Thursday, November 24, 2005

Rain forest wants show of support

From the Iowa City Press-Citizen:
By Adam Pracht

Leaders of a planned $180 million rain forest project want to know that city officials are behind them or they will look at other options.

A Friday letter from the chairman of the project's board of directors, former governor Bob Ray, to Coralville Mayor Jim Fausett said project leaders want assurances in writing that city staff and council members are behind The Environmental Project, among other terms.

In the letter, Ray says that "time is of the essence" and requests a response to the terms on or before Dec. 2.

"If you are unable to meet the above criteria and timeline, the board will have to proceed with exploring other alternatives," Ray said in the letter.

The project would anchor the Iowa River Landing development southeast of Interstate 80 and First Avenue and would involve building an enclosed 4.5 acre rain forest, a more than 1 million gallon aquarium and create teaching and arts performance space.

In addition to wanting written support from Fausett and all city councilors, Ray's letter said project leaders wanted at least 25 acres with a preference of 30 acres -- compared to the 22 acres the city is offering -- and a site farther south from the interstate.

City administrator Kelly Hayworth said that from the beginning, city leaders have said they would help raise about $40 million from a variety of local sources, and Ray's letter stipulates that project leaders want assurances that can happen.

Finally, Ray's letter states that the group also wants the land transferred under a set timetable and "free of any encumbrances."

"More than ever, our board and team believe there is a sense of urgency in determining, once and for all, whether the proposed Iowa River Landing site and the project's relationship with Coralville, will work in the near and long term," Ray said in the letter.

In August, city leaders sent a draft term sheet to project leaders, outlining the conditions under which the city would transfer the land to the project.

Those stipulations included holding project leaders to the basic specifications, setting timeline and fund-raising requirements and tying strings to a $50 million Department of Energy grant, preventing the project from using the money in a location other than Coralville. Since the city sent the terms sheet, Republican Sen. Chuck Grassley introduced legislation to freeze that grant until project leaders get matching funds.

Project executive director David Oman, vice president Nancy Quellhorst and Ray did not immediately return phone calls Wednesday afternoon. Fausett also was unavailable.

Hayworth said the letter should lead to a face-to-face meeting and that he wasn't sure whether the terms from the project would be reasonable until that meeting took place.

"I think that they want to get this completed as quickly, as bad, as we do," he said. "I think they're indicating a willingness to get it completed in discussions one way or the other."

Councilor Tom Gill said project leaders would not receive written support from him under the terms Ray's letter sets out, specifically the request for more land, wanting the land free of the city's proposed encumbrances -- which Gill called essential -- and wanting city leaders to ensure $40 million in fundraising.

"How can we raise $40 million when they haven't raised a cent?" Gill said.

He said the coming discussions would be critical.

"I think we're coming to a point where things would have to change drastically for them to come here, or it will just fall apart," he said.

Councilor Jean Schnake said written support from her would require a dramatic change on the project's part.
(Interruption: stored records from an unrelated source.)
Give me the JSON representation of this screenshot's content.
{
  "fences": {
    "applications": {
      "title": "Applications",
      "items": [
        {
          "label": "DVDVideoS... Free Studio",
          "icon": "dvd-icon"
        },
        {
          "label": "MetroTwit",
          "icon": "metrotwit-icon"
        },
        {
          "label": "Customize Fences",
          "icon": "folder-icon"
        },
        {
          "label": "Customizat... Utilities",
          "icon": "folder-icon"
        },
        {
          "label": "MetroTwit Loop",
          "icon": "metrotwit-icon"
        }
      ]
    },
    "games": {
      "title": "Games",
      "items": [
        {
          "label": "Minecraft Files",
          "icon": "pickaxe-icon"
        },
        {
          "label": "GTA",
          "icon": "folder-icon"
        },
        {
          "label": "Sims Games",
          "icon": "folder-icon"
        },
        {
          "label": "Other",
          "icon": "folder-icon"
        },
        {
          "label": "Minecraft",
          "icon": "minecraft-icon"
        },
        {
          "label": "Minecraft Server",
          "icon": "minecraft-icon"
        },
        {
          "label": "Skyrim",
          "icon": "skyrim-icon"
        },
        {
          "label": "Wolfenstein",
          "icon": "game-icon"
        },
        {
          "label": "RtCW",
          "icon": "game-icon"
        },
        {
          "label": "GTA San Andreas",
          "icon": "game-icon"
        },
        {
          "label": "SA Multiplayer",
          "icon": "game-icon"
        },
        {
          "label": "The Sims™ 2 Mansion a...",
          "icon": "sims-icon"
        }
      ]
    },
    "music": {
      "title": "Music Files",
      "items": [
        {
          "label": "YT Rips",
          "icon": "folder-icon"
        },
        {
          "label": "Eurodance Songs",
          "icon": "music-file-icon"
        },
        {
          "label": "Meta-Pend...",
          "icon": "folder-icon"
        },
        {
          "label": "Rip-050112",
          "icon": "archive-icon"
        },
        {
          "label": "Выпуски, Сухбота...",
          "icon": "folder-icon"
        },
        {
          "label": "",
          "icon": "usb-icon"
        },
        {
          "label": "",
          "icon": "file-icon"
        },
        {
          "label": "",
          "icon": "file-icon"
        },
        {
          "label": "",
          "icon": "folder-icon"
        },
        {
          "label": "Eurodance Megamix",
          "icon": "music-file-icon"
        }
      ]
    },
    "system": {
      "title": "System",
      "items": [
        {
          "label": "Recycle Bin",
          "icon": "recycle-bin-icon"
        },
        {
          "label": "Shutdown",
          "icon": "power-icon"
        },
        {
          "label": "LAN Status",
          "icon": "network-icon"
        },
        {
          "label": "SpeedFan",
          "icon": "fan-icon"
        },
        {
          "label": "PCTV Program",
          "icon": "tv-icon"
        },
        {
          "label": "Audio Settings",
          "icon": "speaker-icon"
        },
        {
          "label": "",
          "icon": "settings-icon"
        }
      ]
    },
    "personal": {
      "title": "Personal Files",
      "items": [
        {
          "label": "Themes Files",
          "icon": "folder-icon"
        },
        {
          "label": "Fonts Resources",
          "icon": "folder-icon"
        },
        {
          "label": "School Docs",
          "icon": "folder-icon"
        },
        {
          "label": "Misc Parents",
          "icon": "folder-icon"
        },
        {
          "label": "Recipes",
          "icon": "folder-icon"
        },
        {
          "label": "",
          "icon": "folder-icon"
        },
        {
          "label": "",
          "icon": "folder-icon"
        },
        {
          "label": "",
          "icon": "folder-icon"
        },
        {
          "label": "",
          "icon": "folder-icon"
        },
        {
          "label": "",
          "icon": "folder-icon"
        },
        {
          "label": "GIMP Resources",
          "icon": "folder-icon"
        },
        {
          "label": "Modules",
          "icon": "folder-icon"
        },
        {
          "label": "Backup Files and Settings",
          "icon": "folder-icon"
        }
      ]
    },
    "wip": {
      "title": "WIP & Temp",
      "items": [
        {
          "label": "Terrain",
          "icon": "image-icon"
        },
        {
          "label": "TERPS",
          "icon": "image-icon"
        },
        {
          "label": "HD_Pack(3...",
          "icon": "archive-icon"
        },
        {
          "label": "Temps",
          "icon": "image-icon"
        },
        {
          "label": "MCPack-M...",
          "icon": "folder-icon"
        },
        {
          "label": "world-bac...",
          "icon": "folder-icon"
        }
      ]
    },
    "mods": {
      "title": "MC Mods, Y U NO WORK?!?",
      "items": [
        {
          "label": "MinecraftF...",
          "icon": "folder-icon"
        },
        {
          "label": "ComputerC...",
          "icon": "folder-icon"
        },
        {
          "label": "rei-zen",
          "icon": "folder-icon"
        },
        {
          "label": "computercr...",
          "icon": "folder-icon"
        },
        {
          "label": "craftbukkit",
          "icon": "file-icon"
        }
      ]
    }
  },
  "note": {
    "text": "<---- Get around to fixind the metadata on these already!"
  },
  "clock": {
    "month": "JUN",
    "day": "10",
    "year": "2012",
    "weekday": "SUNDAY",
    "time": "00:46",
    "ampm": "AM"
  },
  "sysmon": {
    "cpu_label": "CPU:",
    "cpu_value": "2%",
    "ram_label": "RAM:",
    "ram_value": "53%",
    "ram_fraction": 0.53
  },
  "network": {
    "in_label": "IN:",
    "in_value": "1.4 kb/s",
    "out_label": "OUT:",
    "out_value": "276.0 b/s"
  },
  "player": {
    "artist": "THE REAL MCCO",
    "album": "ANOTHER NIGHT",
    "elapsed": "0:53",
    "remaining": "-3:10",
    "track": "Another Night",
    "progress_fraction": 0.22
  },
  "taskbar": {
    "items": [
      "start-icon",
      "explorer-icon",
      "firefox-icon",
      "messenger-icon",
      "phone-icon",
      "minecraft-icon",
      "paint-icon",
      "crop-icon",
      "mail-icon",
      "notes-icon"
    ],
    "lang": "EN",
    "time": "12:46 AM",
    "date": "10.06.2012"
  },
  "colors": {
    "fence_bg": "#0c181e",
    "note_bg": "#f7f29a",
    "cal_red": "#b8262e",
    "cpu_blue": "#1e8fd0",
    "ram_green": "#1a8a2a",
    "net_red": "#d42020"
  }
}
She said it was frustrating that project demands involved less city oversight while simultaneously requiring more city help.

"It just doesn't quite ring with a sense of sincerity," she said.

Councilor John Lundell, meanwhile, who has been a potential swing vote on the land transfer issue, said he had problems with some of the project's terms, though none were "deal busters." Still, he said it was a good sign that project leaders still were willing to talk with the city and hoped Ray's letter would lead to a rapid and definitive answer -- one way or the other.

"I see it as sort of an offering on their part that hopefully will lead to a fruitful and hopefully final decision," he said.